* WORK TO COMPLETE *
Your answer should repeat every line of the records below in which the word "Ctrl" appears.

* PROVIDED DATA *
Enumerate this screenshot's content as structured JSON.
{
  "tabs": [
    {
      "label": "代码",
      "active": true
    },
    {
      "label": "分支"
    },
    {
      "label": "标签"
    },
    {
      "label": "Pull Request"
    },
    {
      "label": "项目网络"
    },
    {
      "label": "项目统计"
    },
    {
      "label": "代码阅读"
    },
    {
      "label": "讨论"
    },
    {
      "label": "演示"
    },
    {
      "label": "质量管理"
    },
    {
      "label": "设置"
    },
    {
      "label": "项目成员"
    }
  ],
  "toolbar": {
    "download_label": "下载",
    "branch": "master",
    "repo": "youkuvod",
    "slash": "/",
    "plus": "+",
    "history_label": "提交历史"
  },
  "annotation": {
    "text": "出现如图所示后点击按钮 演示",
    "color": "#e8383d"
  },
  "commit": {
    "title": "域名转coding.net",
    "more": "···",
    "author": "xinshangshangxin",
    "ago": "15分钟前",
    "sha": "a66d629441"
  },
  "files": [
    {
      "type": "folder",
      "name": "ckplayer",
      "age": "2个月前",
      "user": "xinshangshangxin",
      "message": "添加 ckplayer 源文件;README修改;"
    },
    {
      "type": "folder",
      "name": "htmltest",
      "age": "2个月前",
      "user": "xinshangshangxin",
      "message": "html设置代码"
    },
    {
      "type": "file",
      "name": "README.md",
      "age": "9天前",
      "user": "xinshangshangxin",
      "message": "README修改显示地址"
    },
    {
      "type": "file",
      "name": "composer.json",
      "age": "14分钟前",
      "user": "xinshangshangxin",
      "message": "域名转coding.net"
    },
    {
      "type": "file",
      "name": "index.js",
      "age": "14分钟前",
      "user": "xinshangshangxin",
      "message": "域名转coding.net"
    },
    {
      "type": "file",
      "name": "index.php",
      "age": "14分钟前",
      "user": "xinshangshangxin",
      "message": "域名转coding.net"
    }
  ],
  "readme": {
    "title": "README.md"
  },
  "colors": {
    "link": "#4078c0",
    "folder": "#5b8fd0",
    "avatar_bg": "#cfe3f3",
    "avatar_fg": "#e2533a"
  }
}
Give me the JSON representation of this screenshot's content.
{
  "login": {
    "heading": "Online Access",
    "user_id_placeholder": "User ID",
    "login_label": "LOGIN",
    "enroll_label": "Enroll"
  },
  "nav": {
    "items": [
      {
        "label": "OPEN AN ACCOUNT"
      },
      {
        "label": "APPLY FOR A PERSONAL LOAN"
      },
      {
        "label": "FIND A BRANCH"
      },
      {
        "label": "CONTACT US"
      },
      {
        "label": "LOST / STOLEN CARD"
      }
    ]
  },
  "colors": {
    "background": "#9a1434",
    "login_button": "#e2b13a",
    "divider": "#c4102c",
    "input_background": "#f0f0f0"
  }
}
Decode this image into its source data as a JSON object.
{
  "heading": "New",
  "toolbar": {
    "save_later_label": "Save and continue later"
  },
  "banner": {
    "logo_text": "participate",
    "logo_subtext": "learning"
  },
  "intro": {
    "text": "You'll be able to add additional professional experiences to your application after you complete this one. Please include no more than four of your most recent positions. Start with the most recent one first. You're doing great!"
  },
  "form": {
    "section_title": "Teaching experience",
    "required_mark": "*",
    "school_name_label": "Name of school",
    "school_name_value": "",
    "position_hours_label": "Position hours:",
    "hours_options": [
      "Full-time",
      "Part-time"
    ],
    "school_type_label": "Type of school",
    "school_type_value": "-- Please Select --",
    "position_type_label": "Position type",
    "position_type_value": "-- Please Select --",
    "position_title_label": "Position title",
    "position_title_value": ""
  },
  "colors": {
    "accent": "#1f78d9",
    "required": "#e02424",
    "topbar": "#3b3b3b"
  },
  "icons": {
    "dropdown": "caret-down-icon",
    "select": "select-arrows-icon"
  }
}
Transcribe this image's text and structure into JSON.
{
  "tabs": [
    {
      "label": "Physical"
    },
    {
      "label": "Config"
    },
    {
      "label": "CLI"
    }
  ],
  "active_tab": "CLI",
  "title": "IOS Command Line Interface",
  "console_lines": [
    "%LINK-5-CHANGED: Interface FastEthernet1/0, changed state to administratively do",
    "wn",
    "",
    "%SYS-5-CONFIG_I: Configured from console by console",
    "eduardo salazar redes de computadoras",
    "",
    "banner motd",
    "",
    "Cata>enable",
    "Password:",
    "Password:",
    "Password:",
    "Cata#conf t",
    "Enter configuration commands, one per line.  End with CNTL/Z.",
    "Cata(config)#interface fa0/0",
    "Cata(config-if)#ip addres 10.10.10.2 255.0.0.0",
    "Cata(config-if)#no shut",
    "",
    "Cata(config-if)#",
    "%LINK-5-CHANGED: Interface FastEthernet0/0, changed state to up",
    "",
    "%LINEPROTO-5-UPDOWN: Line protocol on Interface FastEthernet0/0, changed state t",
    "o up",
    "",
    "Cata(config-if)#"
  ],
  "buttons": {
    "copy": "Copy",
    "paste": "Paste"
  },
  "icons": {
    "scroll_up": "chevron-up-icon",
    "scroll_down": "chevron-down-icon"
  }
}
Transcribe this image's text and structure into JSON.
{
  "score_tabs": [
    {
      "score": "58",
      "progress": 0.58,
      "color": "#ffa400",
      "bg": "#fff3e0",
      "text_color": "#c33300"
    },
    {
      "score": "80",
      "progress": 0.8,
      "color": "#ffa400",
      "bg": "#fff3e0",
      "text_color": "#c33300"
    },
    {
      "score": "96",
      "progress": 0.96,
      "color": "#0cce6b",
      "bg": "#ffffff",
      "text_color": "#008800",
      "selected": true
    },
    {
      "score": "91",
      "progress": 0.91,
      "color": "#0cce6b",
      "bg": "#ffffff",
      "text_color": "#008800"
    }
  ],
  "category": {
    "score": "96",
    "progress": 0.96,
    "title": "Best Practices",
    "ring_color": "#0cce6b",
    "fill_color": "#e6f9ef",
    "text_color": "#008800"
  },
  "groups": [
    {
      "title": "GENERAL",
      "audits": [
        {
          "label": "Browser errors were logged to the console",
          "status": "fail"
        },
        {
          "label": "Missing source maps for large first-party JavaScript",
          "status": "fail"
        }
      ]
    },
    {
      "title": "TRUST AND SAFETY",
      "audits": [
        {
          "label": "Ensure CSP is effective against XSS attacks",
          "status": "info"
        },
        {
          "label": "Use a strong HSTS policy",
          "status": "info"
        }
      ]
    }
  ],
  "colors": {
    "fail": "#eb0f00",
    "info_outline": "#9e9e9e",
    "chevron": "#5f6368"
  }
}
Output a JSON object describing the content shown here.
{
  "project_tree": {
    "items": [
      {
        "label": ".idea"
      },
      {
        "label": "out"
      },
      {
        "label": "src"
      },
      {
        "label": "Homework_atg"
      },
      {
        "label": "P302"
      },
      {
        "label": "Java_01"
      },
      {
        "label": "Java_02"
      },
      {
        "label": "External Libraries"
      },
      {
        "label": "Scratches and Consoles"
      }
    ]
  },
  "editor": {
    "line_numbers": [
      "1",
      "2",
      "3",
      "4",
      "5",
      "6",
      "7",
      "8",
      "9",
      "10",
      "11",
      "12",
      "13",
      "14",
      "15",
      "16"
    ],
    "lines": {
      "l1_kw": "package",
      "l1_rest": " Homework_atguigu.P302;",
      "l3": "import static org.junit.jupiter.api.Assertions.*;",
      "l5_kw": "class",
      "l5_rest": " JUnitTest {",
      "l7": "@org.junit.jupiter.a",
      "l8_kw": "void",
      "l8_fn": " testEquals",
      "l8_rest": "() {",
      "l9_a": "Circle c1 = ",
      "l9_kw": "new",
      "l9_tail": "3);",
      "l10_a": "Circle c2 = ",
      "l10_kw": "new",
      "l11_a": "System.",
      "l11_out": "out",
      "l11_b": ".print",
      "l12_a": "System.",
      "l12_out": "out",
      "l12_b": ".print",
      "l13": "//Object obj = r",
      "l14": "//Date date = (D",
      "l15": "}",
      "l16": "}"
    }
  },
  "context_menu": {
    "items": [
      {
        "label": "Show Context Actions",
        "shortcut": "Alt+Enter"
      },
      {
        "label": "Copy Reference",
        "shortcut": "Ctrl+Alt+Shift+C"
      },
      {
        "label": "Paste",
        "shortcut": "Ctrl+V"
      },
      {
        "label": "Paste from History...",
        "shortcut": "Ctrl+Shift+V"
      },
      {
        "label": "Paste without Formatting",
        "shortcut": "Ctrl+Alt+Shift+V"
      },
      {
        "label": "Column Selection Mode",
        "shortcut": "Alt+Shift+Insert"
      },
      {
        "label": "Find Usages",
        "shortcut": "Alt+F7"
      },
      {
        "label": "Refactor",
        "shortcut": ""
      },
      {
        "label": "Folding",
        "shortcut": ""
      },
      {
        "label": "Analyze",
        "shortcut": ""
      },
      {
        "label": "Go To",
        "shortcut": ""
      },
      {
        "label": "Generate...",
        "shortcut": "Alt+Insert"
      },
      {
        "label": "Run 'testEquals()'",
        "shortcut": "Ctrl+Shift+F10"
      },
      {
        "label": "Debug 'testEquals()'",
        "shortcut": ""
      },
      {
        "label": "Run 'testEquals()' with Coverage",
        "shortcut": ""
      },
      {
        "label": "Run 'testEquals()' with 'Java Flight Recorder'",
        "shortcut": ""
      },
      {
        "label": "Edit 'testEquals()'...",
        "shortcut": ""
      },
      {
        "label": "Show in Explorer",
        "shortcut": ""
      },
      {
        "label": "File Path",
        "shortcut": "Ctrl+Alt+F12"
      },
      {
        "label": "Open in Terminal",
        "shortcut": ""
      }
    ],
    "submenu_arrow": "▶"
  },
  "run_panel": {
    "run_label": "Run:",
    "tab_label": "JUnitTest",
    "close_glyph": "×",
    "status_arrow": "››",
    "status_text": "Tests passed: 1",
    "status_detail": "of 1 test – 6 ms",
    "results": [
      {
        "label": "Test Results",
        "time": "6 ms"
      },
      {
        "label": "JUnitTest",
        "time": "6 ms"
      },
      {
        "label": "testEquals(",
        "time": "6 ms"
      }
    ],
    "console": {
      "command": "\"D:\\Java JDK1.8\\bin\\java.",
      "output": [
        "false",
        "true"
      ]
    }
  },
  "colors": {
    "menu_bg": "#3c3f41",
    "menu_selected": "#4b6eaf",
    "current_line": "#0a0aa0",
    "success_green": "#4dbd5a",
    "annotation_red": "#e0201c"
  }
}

* RESULT FOR THIS EXERCISE *
        "shortcut": "Ctrl+Alt+Shift+C"
        "shortcut": "Ctrl+V"
        "shortcut": "Ctrl+Shift+V"
        "shortcut": "Ctrl+Alt+Shift+V"
        "shortcut": "Ctrl+Shift+F10"
        "shortcut": "Ctrl+Alt+F12"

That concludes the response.